Born October 9th, 1982
Lewiston, New York
Residence San Francisco, California
Alma mater Harvard University
Occupation Founder and CEO of Samasource

Leila Janah is the Founder and CEO of Samasource, a non-profit social business that gives digital work to impoverished people around the world.


Janah was born on October 9th, 1982 in Lewiston, New York, near Niagara Falls,[1] and grew up in San Pedro, Los Angeles, California. She attended the California Academy of Mathematics and Science. She won a college scholarship at 16, but convinced them to let her spend it teaching in Ghana,[2] and attended Harvard University, graduating in 2005 with a degree in African Development Studies.[3] While at Harvard, she consulted to and authored papers for the World Bank's Development Research Group and Ashoka on social and economic rights. Upon graduation, Janah worked as a management consultant with Katzenbach Partners .

Janah left the firm in 2007 to become a visiting scholar at Stanford University with the Program on Global Justice, founded by law professor Joshua Cohen. That year, she co-founded Incentives for Global Health with Thomas Pogge, Leitner Professor of Philosophy and International Affairs at Yale, and Aidan Hollis, a Professor of Economics at the University of Calgary, which established a blueprint for incentivizing the development of new drugs for neglected diseases.[4]

In 2008, she launched Samasource (then called Market for Change), an idea that was inspired by her experiences at the World Bank and in field work in Mozambique, Senegal, and Rwanda while she attended Harvard.

Janah got her first contract for SamaSource with a company called Benetech, a non-profit social enterprise that provides technology solutions.[5]

Awards and Honors[edit]

Janah was named one of the Most Influential Women in Technology by Fast Company in 2009.[6] In 2010, Janah received the Prix NetExplorateur[7] from the French Senate and a World Technology Award for Social Entrepreneurship for her work with Samasource.[8] In 2012, Janah was listed in a Datamation article, 10 Women in Tech Who Give Back for her work with Samasource.

Janah serves on the board of TechSoup Global and as an advisor to SpreeTales,[9] a technology startup.

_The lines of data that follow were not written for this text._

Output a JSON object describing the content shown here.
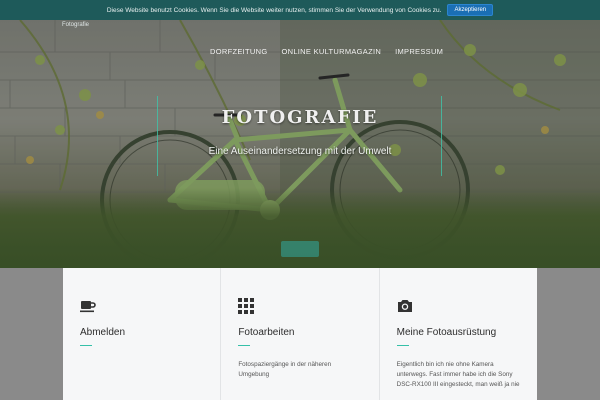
{
  "cookie": {
    "message": "Diese Website benutzt Cookies. Wenn Sie die Website weiter nutzen, stimmen Sie der Verwendung von Cookies zu.",
    "accept_label": "Akzeptieren"
  },
  "header": {
    "logo_text": "Fotografie",
    "nav": [
      {
        "label": "DORFZEITUNG"
      },
      {
        "label": "ONLINE KULTURMAGAZIN"
      },
      {
        "label": "IMPRESSUM"
      }
    ]
  },
  "hero": {
    "title": "FOTOGRAFIE",
    "subtitle": "Eine Auseinandersetzung mit der Umwelt"
  },
  "features": [
    {
      "icon": "coffee-cup-icon",
      "title": "Abmelden",
      "text": ""
    },
    {
      "icon": "grid-icon",
      "title": "Fotoarbeiten",
      "text": "Fotospaziergänge in der näheren Umgebung"
    },
    {
      "icon": "camera-icon",
      "title": "Meine Fotoausrüstung",
      "text": "Eigentlich bin ich nie ohne Kamera unterwegs.    Fast immer habe ich die Sony DSC-RX100 III eingesteckt, man weiß ja nie"
    }
  ],
  "colors": {
    "accent": "#35c0a8",
    "cookie_bar": "#1e5a5a",
    "accept_button": "#1a6fb5"
  }
}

She is a former Visiting Scholar at the Stanford University Program on Global Justice[10] and Australian National University’s Center for Applied Philosophy and Public Ethics.

She is a recipient of the Rainer Arnhold and TEDIndia Fellowships, and serves on the San Francisco board of the Social Enterprise Institute.[2]

Public Speaking[edit]

Janah is a frequent speaker and panelist at technology and social innovation conferences including the 2010 Web 2.0 Summit, Clinton Global Initiative conference, TechCrunch Disrupt, and Tech4Africa.[11][12][13][14] Janah has advocated for alleviating poverty by empowering the world's poor as producers of goods and services in the global economy, saying that "the greatest natural resource in the world that has been overlooked is the brainpower at the bottom of the pyramid."[15] Her work has been profiled by The New York Times,[16] The Wall Street Journal,[17] and The New Scientist, as well as CBS, CNN, PBS, BBC, and NPR.


External links[edit]